-- Opening Marker --

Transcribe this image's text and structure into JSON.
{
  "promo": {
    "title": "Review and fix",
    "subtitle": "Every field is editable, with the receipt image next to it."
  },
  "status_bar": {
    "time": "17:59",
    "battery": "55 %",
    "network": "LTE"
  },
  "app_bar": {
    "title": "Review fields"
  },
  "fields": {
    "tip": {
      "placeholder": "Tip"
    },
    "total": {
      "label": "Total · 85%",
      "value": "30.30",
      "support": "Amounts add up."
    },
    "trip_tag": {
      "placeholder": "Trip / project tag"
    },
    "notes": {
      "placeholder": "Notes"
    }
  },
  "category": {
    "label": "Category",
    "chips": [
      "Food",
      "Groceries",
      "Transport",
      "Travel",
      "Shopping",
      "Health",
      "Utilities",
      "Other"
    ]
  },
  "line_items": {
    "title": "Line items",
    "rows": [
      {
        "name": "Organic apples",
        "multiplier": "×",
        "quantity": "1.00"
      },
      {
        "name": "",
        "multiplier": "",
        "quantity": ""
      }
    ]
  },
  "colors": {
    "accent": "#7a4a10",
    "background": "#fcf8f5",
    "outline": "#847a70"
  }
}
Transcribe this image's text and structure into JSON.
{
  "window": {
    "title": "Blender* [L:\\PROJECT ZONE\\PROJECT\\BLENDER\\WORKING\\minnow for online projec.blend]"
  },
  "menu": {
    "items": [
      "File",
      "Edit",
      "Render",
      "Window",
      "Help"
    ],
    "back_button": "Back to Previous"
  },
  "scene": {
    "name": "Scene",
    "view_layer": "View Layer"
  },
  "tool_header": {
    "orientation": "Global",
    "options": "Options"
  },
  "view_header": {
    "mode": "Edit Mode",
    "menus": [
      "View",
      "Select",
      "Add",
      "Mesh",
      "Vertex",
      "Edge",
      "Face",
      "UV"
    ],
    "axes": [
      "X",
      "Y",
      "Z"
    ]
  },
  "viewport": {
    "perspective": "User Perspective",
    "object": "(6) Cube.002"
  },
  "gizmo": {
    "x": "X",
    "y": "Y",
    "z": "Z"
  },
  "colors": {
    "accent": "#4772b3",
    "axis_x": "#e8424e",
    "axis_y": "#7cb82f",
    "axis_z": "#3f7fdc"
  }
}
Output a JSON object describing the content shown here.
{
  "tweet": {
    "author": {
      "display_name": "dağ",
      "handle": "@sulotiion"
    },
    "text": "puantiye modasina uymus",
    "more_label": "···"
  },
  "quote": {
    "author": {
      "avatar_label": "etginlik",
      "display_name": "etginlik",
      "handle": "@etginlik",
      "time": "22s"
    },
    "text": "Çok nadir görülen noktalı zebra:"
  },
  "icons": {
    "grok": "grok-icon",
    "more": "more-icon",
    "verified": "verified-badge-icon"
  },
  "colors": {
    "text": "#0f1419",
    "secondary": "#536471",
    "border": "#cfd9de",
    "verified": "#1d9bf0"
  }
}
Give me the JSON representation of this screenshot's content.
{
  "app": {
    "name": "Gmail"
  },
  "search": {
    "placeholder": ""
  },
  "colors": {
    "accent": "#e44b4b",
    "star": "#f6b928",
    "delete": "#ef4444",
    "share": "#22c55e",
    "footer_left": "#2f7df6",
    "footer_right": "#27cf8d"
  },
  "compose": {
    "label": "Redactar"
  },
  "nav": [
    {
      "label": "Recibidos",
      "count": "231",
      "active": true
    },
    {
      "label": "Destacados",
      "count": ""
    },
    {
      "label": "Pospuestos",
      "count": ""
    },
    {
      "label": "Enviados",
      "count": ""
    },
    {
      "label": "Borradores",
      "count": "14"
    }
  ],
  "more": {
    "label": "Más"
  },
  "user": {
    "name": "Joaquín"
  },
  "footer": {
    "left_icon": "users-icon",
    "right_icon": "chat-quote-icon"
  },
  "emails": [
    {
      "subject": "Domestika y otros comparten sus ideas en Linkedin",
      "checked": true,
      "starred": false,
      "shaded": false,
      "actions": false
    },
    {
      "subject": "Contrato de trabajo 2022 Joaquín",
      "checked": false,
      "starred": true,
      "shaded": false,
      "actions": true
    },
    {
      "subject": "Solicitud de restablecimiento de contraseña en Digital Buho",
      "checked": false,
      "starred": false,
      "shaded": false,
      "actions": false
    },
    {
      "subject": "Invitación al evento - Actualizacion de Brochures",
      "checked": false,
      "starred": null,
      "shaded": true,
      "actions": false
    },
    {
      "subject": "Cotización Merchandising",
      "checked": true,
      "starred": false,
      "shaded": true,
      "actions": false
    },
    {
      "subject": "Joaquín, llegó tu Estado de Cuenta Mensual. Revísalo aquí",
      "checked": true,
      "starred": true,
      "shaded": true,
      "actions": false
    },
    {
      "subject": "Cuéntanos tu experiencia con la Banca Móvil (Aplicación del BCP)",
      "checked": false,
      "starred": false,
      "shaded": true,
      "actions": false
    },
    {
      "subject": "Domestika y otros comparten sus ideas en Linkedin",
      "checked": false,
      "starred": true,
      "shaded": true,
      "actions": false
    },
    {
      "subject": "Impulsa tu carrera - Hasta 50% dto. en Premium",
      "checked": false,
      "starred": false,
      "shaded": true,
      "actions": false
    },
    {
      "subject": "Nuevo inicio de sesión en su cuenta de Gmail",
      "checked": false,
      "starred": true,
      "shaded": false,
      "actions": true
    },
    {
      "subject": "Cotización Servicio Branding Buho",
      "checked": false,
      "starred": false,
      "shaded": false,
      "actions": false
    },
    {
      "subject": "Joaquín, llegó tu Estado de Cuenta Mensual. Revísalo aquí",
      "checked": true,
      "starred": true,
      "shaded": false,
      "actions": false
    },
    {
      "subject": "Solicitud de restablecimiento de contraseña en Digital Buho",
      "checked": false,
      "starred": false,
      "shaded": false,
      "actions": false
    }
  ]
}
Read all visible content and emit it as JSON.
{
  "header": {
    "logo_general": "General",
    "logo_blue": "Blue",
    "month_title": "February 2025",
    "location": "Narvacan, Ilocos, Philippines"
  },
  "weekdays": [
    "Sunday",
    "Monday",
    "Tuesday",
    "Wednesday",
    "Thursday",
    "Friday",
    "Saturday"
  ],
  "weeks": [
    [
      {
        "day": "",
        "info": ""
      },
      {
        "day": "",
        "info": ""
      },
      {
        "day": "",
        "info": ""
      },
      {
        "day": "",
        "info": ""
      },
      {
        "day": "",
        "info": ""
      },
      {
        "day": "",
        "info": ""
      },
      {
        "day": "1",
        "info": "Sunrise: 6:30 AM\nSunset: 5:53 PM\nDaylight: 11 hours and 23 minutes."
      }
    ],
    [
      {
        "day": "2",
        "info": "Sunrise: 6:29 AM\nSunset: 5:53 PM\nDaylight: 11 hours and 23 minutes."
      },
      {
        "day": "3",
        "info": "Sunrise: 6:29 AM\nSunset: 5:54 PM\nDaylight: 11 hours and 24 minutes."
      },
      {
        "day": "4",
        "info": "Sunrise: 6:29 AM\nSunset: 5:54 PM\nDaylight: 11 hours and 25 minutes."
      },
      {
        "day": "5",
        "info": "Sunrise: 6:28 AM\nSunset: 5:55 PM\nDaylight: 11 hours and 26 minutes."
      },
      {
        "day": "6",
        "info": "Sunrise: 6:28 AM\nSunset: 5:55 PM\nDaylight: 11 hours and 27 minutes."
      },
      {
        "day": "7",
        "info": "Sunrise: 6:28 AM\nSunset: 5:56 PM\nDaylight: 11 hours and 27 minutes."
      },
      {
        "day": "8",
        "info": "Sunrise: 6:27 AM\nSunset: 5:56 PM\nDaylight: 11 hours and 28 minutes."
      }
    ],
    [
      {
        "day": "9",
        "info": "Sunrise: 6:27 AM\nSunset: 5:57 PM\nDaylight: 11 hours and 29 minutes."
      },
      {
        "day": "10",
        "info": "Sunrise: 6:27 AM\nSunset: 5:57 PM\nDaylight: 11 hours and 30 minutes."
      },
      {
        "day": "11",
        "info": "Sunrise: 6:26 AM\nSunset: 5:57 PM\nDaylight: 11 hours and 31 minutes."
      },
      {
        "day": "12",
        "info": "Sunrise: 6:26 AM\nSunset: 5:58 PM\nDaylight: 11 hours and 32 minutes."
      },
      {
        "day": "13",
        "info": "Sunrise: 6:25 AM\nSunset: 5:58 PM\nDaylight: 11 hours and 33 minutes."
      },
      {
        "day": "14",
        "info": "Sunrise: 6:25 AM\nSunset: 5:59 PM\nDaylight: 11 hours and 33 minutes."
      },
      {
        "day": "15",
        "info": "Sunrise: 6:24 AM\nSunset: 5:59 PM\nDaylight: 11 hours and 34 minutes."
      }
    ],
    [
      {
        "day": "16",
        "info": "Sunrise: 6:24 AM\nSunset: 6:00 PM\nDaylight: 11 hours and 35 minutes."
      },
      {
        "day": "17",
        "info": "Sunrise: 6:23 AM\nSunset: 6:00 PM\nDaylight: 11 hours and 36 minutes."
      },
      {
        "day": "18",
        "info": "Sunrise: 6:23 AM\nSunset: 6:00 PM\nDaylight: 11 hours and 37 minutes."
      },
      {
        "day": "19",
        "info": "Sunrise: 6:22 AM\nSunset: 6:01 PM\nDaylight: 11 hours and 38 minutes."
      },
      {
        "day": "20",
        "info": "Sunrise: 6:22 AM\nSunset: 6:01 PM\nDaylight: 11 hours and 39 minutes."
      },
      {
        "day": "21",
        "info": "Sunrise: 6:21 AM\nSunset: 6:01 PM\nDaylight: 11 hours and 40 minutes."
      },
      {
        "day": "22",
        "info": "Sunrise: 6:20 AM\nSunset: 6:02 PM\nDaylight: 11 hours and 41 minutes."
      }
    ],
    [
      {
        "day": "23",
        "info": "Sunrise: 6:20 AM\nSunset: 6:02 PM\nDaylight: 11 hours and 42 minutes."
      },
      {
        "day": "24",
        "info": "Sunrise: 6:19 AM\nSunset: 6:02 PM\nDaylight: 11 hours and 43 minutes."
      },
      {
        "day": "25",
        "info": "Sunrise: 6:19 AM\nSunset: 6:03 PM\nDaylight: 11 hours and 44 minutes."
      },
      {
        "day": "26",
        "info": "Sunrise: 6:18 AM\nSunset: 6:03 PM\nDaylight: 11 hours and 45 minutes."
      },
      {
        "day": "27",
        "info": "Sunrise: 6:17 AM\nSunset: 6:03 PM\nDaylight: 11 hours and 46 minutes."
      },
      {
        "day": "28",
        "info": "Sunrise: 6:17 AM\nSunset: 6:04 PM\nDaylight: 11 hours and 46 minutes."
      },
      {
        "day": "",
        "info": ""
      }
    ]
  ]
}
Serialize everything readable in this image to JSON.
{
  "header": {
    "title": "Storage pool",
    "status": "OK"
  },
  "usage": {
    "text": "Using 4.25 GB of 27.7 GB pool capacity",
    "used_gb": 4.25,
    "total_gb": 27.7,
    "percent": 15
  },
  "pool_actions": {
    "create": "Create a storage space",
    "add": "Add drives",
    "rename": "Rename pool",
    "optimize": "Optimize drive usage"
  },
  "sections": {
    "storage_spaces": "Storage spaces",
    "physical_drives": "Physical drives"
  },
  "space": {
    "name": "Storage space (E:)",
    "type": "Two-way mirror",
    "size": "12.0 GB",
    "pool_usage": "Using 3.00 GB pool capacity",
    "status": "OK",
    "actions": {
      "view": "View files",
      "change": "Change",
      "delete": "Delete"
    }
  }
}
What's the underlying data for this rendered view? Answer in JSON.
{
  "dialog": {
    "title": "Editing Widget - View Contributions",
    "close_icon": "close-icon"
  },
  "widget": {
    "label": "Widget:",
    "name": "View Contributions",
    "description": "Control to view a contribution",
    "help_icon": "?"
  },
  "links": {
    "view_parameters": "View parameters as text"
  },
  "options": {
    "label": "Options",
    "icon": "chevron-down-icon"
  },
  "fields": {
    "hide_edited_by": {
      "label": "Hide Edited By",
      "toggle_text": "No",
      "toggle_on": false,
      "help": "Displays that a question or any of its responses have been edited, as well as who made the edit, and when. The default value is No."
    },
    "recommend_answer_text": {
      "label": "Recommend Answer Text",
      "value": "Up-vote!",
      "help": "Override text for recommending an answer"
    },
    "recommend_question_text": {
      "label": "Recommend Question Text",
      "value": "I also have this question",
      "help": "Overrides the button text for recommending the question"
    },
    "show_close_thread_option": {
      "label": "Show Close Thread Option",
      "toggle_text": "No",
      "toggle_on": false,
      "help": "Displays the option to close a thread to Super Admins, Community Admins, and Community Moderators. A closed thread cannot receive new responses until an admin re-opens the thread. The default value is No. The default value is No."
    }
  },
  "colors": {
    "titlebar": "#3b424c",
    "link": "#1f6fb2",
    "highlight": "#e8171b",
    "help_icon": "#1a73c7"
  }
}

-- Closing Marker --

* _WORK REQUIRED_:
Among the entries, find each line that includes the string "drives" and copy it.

* _ANSWER SECTION_:
    "add": "Add drives",
    "physical_drives": "Physical drives"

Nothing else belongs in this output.